A Place for Dialogue: Language, Land Use, and Politics in Southern Arizona
Sharon Stevens has dual intention for A Place for Dialogue. She has brought to light the conflicts between ranching, grazing and conservation in Southern Arizona. Stevens also brings forward the manner in which distinct groups dialogue to move people from “representation to relationship.” The many sided debate between ranchers, developers, conservationists and public officials moves through the book as she insightfully defines the methodology in finding collaborative space. The author’s approach to the situation was done in such a manner to present all perspectives without bias, illuminating the need for engaging people at the local level to build understanding within groups whose “primary allegiance is those they identified with.” There, she describes the conflicts and the impact our changing society has had on everyone involved.

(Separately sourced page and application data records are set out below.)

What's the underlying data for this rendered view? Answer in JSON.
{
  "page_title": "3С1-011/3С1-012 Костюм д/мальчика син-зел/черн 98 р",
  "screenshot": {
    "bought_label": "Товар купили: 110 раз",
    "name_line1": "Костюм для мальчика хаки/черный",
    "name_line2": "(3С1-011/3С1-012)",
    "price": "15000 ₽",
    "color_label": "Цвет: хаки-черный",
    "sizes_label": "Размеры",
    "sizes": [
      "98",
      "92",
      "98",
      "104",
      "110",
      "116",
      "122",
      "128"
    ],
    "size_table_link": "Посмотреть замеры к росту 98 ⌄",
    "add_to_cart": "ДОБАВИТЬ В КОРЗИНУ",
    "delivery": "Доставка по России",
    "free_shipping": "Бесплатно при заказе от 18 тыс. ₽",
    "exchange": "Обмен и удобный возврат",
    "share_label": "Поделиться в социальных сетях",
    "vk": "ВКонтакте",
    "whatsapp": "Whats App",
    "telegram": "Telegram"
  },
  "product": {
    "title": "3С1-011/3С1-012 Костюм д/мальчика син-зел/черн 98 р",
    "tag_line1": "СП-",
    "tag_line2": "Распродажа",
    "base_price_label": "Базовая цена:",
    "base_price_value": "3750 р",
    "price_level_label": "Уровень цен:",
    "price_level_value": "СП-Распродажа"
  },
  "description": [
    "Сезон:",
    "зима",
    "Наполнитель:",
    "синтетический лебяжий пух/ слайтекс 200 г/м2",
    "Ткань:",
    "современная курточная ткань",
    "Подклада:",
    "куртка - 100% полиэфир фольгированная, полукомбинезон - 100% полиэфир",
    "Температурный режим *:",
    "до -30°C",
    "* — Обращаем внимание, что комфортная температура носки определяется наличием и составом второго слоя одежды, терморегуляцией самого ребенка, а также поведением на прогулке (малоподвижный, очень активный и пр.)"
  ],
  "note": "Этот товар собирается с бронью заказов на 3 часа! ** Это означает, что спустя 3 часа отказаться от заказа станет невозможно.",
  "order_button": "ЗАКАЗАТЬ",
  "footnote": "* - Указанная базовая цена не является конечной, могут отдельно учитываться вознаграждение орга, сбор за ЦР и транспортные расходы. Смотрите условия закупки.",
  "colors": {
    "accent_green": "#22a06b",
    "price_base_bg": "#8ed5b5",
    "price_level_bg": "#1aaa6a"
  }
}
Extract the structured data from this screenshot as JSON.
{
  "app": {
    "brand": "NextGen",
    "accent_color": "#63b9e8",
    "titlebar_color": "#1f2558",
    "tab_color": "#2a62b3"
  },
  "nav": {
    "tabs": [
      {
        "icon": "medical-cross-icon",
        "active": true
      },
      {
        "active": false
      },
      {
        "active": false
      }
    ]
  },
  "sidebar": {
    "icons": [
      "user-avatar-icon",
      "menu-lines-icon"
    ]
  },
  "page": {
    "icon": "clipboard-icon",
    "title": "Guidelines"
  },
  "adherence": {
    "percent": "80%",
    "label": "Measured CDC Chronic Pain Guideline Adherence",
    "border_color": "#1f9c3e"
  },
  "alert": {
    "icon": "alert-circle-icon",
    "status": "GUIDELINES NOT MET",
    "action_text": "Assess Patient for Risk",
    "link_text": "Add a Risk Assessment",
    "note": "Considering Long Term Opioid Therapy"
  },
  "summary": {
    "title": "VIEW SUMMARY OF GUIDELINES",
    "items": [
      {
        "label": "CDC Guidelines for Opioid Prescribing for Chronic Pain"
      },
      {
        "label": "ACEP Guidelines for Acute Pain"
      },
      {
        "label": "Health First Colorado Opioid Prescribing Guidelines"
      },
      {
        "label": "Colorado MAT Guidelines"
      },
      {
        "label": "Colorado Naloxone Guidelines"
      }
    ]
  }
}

The contention in creating space for collaboration is not solved here – the process of experiential methods within the context of public land use is described, defined and the reader is taken through the experience step-by-step. The struggle between these entities described is impacted by stereotypes compounding how, in negotiation, someone is bound lose and how parties prioritize the importance of their own success above the needs of others.